Julie Fisher – Importing Democracy

importing democracyIn Importing Democracy, Julie Fisher explores how democracy is developing in South Africa, Tajikistan, and Argentina. She uses Robert Dahl‘s definition of democracy including three dimensions – political opposition, public participation, and law-based civil liberty. Fisher’s focus is on non-governmental organizations (NGOs) contributing to these dimensions, instead of governmental initiatives, like the United States invasion of Iraq and failed export of democracy to that country. The historical, political, and economic context of each country is described. General contours of civil society, then the role of democratization NGOs in promoting both loyal opposition and law-based civil liberties are addressed. Following the nine country chapters, the book concludes with a comparative overview and implications for international policy.

Each of the three countries have a different starting point, set of democratization forces, and outlook. South Africa is promising. Many Tajik NGOs are weak, but there is evidence that they do well when they concentrate on Tajikistan’s strongest local democratic traditions and institutions. Although Argentina is lacking words for accountability, much less legal accountability, democratization NGOs help strengthen government institutions at both the local and national levels. The author is open-minded and critical of the influences of AIDS and poverty, ad Peronism. The fate of democratization ultimately depends on the state, on civil society, and on the relationship between them.

The many names and examples in the book will not be remembered by heart, the main findings, conclusions and recommendations are far more important. The book provides insight in the inner workings and practical consequences of the active role NGOs play in further democratization of countries.

About the author

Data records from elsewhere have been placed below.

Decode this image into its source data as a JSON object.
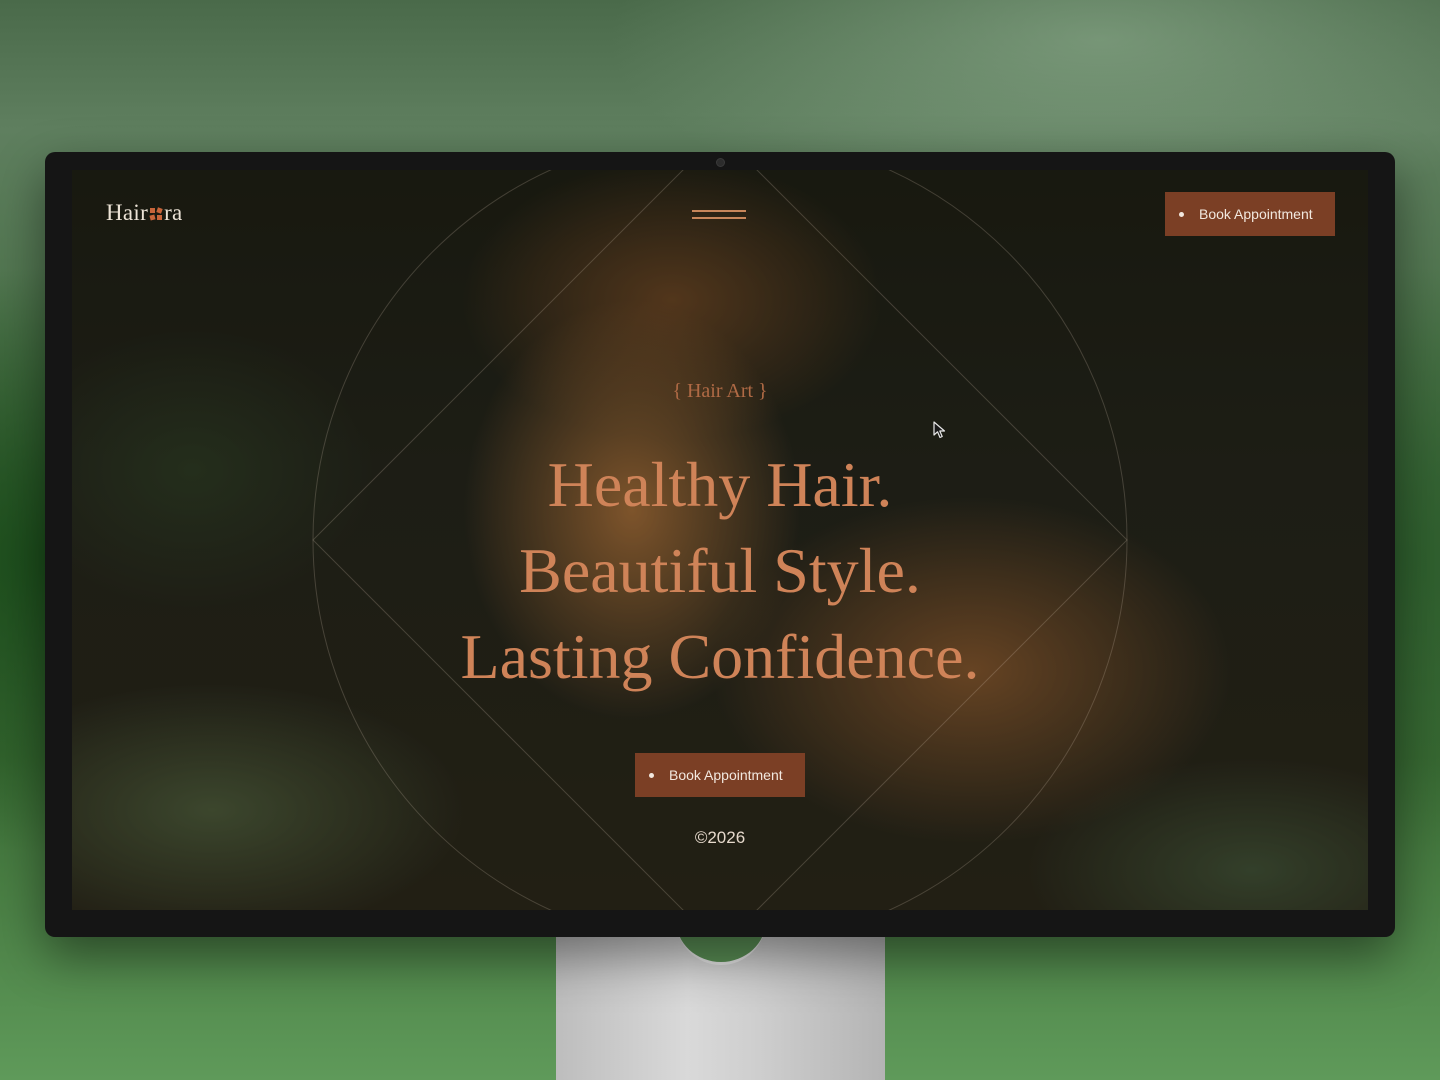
{
  "site": {
    "logo_prefix": "Hair",
    "logo_suffix": "ra",
    "logo_mark_color": "#c8653a"
  },
  "nav": {
    "menu_icon": "hamburger-menu-icon",
    "cta_label": "Book Appointment"
  },
  "hero": {
    "eyebrow": "{ Hair Art }",
    "headline_lines": [
      "Healthy Hair.",
      "Beautiful Style.",
      "Lasting Confidence."
    ],
    "cta_label": "Book Appointment",
    "copyright": "©2026"
  },
  "colors": {
    "accent_button": "#7b3f25",
    "headline_text": "#cf8358",
    "eyebrow_text": "#b06a45"
  }
}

Julie Fisher is passionate about democracy, linked as it is to improved economic performance, increased equality, political stability, good governance and the avoidance of war. However, democratization is also, according to Julie, a long, hard slog. In her latest book, Importing Democracy: The Role of NGOs in South Africa, Tajikistan and Argentina, she shows how democratization NGOs…an ignored global trend and take on this giant challenge, not just in the three countries where she conducted over 100 interviews, but in other countries as well. Before joining the Kettering Foundation, Fisher was a Scholar in Residence at the Program on Non-Profit Organizations at Yale University and a lecturer in the Biology Department for a course on World Population. She previously taught comparative politics and a course called. The Politics of Third World Development; at Connecticut College. As a specialist on nongovernmental organizations and microenterprise development, she has been a consultant to numerous international agencies, including CIVICUS, Technoserve, CARE, Trickle Up, Lutheran World Relief and Save the Children. She is the author of The Road from Rio: Sustainable Development and the Nongovernmental Movement in the Third World (Praeger: 1993) and Nongovernments: NGOs and the Political Development of the Third World (Kumarian: 1997). Her first book was translated into Spanish and published by the Fondo de Cultura Económico in 1993. The second was translated into Chinese and published by Tsinghua University in 2002. Fisher has been a member of the Advisory Board for the Civil Society Series published by the New England University Press. She often reviews articles for the Nonprofit and Voluntary Sector Quarterly and Voluntas. She was a speaker at Working Abroad: Opportunities in the Nonprofit World. July 7-8, 2011, University of Colorado Denver, on The Work of Americans Abroad. Fisher received her B.A. in international studies at Pomona College, in Claremont, California. She received her M.A. and Ph.D. degrees from the Johns Hopkins School of Advanced International Studies in Washington, DC. The author and her husband, a retired historian specializing in Russia, live in Maine.